** Opening Material provided block **
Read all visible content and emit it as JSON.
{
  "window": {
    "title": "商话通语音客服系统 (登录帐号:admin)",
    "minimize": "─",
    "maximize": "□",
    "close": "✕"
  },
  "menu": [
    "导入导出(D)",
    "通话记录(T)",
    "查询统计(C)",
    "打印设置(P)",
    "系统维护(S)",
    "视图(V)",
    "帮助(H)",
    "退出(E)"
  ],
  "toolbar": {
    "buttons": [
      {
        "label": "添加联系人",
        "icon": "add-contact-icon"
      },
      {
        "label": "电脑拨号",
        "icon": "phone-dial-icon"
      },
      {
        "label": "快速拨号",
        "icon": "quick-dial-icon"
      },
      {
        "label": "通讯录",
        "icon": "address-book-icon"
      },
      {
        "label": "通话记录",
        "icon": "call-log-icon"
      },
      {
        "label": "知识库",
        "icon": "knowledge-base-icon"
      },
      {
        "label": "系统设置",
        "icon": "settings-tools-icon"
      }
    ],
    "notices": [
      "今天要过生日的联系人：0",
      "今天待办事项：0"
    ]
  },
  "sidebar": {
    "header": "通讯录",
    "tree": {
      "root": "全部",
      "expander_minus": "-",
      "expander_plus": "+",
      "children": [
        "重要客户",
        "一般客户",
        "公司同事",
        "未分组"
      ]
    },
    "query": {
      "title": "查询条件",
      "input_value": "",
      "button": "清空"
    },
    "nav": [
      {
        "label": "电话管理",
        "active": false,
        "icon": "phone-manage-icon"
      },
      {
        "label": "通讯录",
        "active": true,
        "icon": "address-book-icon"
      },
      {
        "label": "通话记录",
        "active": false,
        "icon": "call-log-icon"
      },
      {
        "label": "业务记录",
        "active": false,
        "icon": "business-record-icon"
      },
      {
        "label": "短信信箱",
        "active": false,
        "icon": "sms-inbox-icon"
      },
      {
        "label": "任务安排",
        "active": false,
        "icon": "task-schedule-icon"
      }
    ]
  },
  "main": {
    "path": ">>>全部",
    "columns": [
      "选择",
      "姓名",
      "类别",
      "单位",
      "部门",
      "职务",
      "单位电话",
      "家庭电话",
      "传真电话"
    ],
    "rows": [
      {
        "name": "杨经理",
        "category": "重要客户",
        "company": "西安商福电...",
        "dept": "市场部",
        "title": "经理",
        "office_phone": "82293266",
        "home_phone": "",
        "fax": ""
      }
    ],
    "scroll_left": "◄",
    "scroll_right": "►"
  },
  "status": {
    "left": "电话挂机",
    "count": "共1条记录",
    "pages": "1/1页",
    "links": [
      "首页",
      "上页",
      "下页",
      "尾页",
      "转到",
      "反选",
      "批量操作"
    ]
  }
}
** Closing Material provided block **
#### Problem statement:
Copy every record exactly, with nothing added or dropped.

#### Exercise output:
Read all visible content and emit it as JSON.
{
  "window": {
    "title": "商话通语音客服系统 (登录帐号:admin)",
    "minimize": "─",
    "maximize": "□",
    "close": "✕"
  },
  "menu": [
    "导入导出(D)",
    "通话记录(T)",
    "查询统计(C)",
    "打印设置(P)",
    "系统维护(S)",
    "视图(V)",
    "帮助(H)",
    "退出(E)"
  ],
  "toolbar": {
    "buttons": [
      {
        "label": "添加联系人",
        "icon": "add-contact-icon"
      },
      {
        "label": "电脑拨号",
        "icon": "phone-dial-icon"
      },
      {
        "label": "快速拨号",
        "icon": "quick-dial-icon"
      },
      {
        "label": "通讯录",
        "icon": "address-book-icon"
      },
      {
        "label": "通话记录",
        "icon": "call-log-icon"
      },
      {
        "label": "知识库",
        "icon": "knowledge-base-icon"
      },
      {
        "label": "系统设置",
        "icon": "settings-tools-icon"
      }
    ],
    "notices": [
      "今天要过生日的联系人：0",
      "今天待办事项：0"
    ]
  },
  "sidebar": {
    "header": "通讯录",
    "tree": {
      "root": "全部",
      "expander_minus": "-",
      "expander_plus": "+",
      "children": [
        "重要客户",
        "一般客户",
        "公司同事",
        "未分组"
      ]
    },
    "query": {
      "title": "查询条件",
      "input_value": "",
      "button": "清空"
    },
    "nav": [
      {
        "label": "电话管理",
        "active": false,
        "icon": "phone-manage-icon"
      },
      {
        "label": "通讯录",
        "active": true,
        "icon": "address-book-icon"
      },
      {
        "label": "通话记录",
        "active": false,
        "icon": "call-log-icon"
      },
      {
        "label": "业务记录",
        "active": false,
        "icon": "business-record-icon"
      },
      {
        "label": "短信信箱",
        "active": false,
        "icon": "sms-inbox-icon"
      },
      {
        "label": "任务安排",
        "active": false,
        "icon": "task-schedule-icon"
      }
    ]
  },
  "main": {
    "path": ">>>全部",
    "columns": [
      "选择",
      "姓名",
      "类别",
      "单位",
      "部门",
      "职务",
      "单位电话",
      "家庭电话",
      "传真电话"
    ],
    "rows": [
      {
        "name": "杨经理",
        "category": "重要客户",
        "company": "西安商福电...",
        "dept": "市场部",
        "title": "经理",
        "office_phone": "82293266",
        "home_phone": "",
        "fax": ""
      }
    ],
    "scroll_left": "◄",
    "scroll_right": "►"
  },
  "status": {
    "left": "电话挂机",
    "count": "共1条记录",
    "pages": "1/1页",
    "links": [
      "首页",
      "上页",
      "下页",
      "尾页",
      "转到",
      "反选",
      "批量操作"
    ]
  }
}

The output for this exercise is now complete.